In a statement, D’Agostino said he will retire Jan. 18, the end of President Barack Obama’s first term. He has been NNSA administrator and undersecretary for nuclear security for more than five years as well as deputy administrator for defense programs for two years.

“After more than 36 years of service … my wife Beth and I have decided the timing is right for me to leave federal service,” D’Agostino said in a statement. “This was a difficult decision for me as I am committed to serving our country, committed to the missions of the NNSA, the Environmental Management Organization, the Office of Legacy Management, and I am committed to you in carrying out this mission.
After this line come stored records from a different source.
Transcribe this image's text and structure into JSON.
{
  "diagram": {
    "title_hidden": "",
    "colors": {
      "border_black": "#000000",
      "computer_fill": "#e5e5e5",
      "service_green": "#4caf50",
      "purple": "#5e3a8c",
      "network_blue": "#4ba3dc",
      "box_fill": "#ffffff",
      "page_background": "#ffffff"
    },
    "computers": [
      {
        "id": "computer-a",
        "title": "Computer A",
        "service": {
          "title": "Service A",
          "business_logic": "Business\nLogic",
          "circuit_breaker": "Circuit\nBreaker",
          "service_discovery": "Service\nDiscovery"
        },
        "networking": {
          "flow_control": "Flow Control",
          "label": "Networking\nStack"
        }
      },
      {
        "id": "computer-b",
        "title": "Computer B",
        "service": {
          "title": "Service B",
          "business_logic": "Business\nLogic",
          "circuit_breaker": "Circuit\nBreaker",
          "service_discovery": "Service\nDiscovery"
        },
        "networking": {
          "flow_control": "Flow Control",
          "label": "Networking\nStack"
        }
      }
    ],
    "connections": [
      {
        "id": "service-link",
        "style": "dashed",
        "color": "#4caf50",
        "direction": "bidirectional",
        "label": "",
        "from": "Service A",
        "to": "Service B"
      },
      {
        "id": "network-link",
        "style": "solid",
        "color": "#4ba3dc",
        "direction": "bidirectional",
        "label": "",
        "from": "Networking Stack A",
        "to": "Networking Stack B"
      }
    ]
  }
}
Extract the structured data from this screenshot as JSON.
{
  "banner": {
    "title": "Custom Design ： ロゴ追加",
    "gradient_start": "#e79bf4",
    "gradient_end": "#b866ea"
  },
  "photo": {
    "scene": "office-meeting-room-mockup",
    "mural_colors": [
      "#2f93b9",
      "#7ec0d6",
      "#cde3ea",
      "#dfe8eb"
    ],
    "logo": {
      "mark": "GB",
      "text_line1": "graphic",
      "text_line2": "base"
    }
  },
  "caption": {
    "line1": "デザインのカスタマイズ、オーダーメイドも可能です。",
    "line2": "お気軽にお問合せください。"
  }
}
However, I have an equally important commitment to my wife and family and I am a strong believer that organizations are healthier when leadership changes on a periodic basis.”

D’Agostino visited Aiken and the Savannah River Site several times in his tenure with the NNSA. His most recent public trip was for the opening of the Biomass Cogeneration Facility in March of this year.

At SRS, the NNSA operates tritium facilities to supply and process tritium, a radioactive form of hydrogen gas that is a vital component of nuclear weapons. The Tritium Extraction Facility at SRS is the only source of new tritium for the U.S. nuclear weapons stockpile.

NNSA also oversees the construction and operation of the Mixed Oxide Fuel Fabrication Facility, the Pit Disassembly and Conversion Facility and the Waste Solidification Building.

“From the reactor room on the U.S.S. Skipjack to the Roosevelt Room at the White House, Tom D’Agostino has proven himself to be a talented leader, a trusted adviser and a true confidant,” Energy Secretary Dr. Stephen Chu said. “Rising through the ranks of the U.S. Navy and then leading our nuclear security efforts here at the Department of Energy, Tom has devoted 36 years to serving and protecting the American people. He has done so with a sense of purpose that reminds us all why public service is a noble profession.”

A new undersecretary must be nominated by President Obama and approved by the Senate.

“Until the time when a fully confirmed administrator and undersecretary is in place, I ask that you give your full support to Neile Miller as she takes on the role of acting administrator and acting undersecretary for nuclear security,” D’Agostino said. Miller is the principal deputy administrator for the NNSA and the No. 2 in that organizations leadership hierarchy.

Under his watch, we have eliminated or secured hundreds of nuclear weapons worth of nuclear materials,” Chu said of D’Agostino’s work. “We have reduced the number of deployed warheads to the lowest level since the 1950s – an approximate reduction of 85 percent from the darkest days of the Cold War – while successfully maintaining the safety, security and effectiveness of a shrinking stockpile. Through EM (environmental management), we have permanently cleaned up 690 square miles of contaminated land – an area more than 30 times the size of Manhattan – and completed the cleanup of 22 transuranic waste sites across the nation, permanently eliminating an environmental risk at these sites and reducing the cost of monitoring and storing this waste.”